Iraqi Prime Minister, Adil Abd al-Mahdi, announced from Beijing that Iraq will be joining China's "Belt and Road" global infrastructure initiative.
Iraq will join China’s “Belt and Road” global infrastructure development project, Prime Minister Adil Abdul Mahdi said on Monday (September 23) during a visit to the Chinese capital Beijing.
“Iraq has gone through war and civil strife and is grateful to China for its valuable support,” said Abdul Mahdi, in comments broadcast on Chinese state media outlet CCTV and reported by AFP.
“Iraq is willing to work together in the ‘One Belt, One Road’ framework,” he added.
“China would like, from a new starting point together with Iraq, to push forward the China-Iraq strategic partnership,” said Chinese President Xi Jinping.
In addition, eight agreements and memorandums of understanding (MOUs) were signed covering covered financial, commercial, security, reconstruction, communications, culture, education, security, and foreign affairs, the prime minister’s media office said in a press release.
The task of rebuilding Iraq’s infrastructure following the war against Islamic State is immense. As a result, the Iraqi government has pursued a foreign policy of neutrality and friendship with other states, including some who are engaged in serious rivalry and competition, such as the US and Iran.
Washington and others have criticized the ambition of the Belt and Road, saying it is a way for China to expand its political and influence over countries.
Even without the Belt and Road, Iraq and China have strong trade ties with a trade volume of $30 billion last year. Iraq is one of China’s top energy suppliers.
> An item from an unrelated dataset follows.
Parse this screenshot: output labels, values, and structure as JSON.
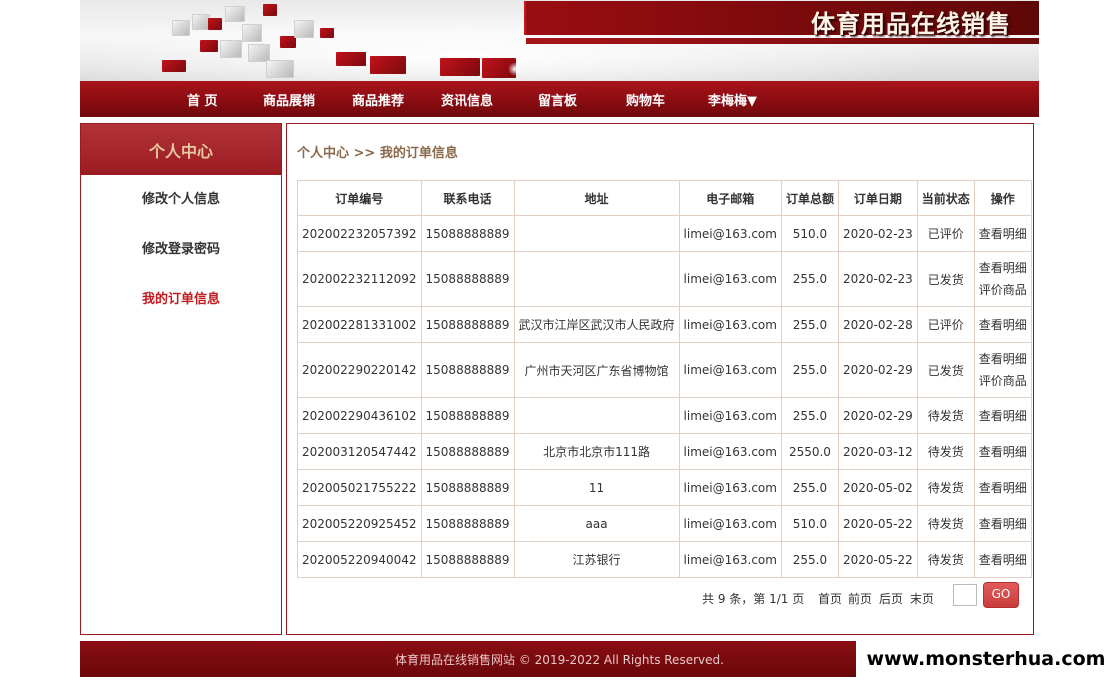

The Iraqi Prime Minister invited his counterpart Premier Li Keqiang visit to Baghdad to further strengthen relations between the two countries.
The Iraqi delegation arrived in China on September 19.